"Climate change has never received the crisis treatment from our leaders, despite the fact that it carries the risk of destroying lives on a vastly greater scale than collapsed banks or collapsed buildings."

"Clearly, what gets declared a crisis is an expression of power and priorities as much as hard fact. But we need not be spectators in all this: politicians aren't the only ones with the power to declare a crisis. Mass movements of regular people can declare one too."

"Slavery wasn't a crisis for British and American elites until abolitionism turned it into one. Racial discrimination wasn't a crisis until the civil rights movement turned it into one. Sex discrimination wasn't a crisis until feminism turned it into one. Apartheid wasn't a crisis until the anti-apartheid movement turned it into one."

Minor Feelings by Cathy Park Hong

In my effort to learn more about how others feel as minorities, I picked up this book entitled Minor Feelings by Cathy Park Hong, a Korean American who weaves her own history with the history of racial inequity, art, the ideas of friendship, and the difficulties of living with and through it all as a female. 

While I understand many of the issues that she hits on, I could not relate. But I could see how countless others would be able to, especially any who overlap any of her minority categories. I, however, had a very different upbringing and experience than she had. Some people would call my life "privileged" or "easy." And maybe it was. 

Despite our differences, I still appreciate that the author had the courage to share her stories and life with the public.
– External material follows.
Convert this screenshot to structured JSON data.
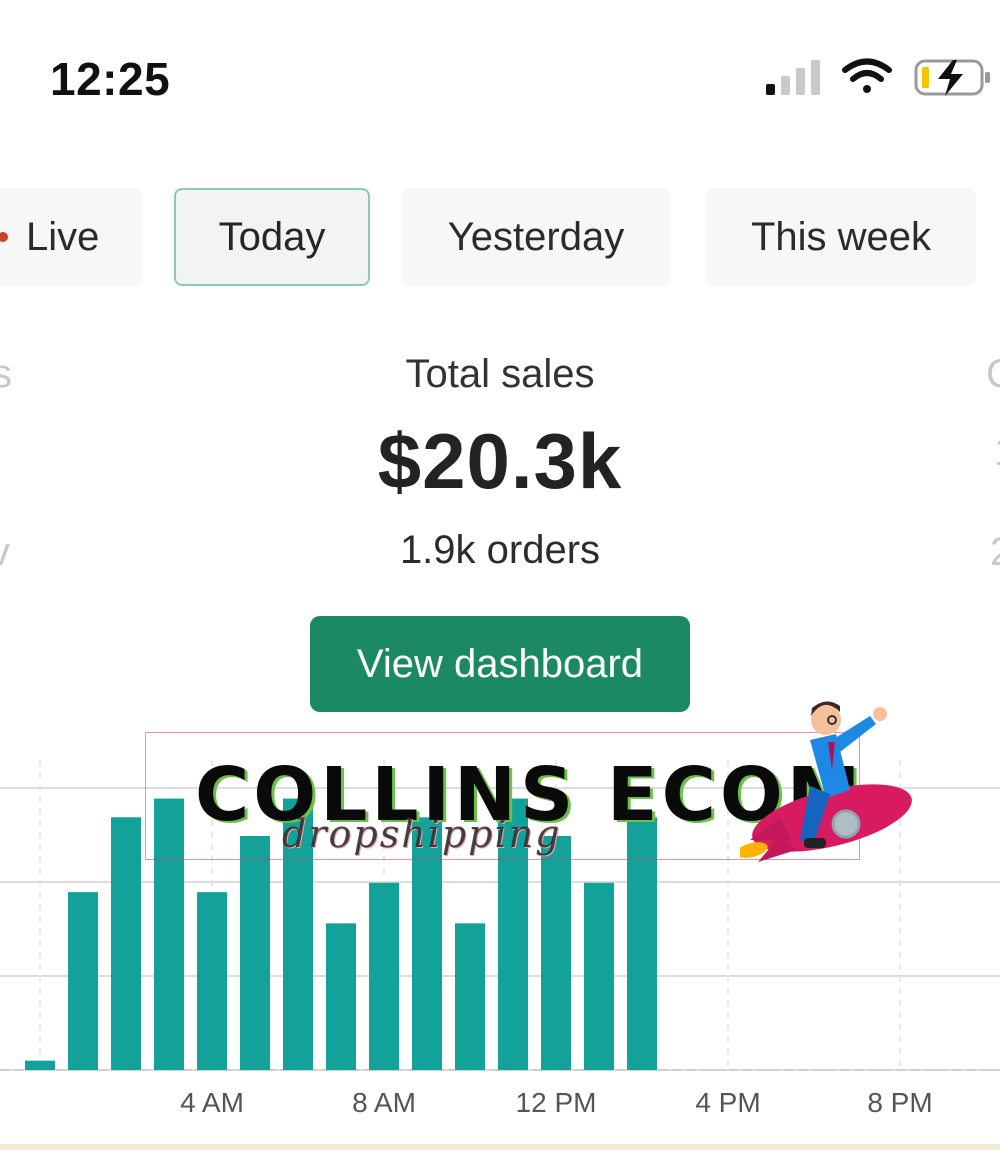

That's not easy. 

Check it out on GoodReads

Buy it on Amazon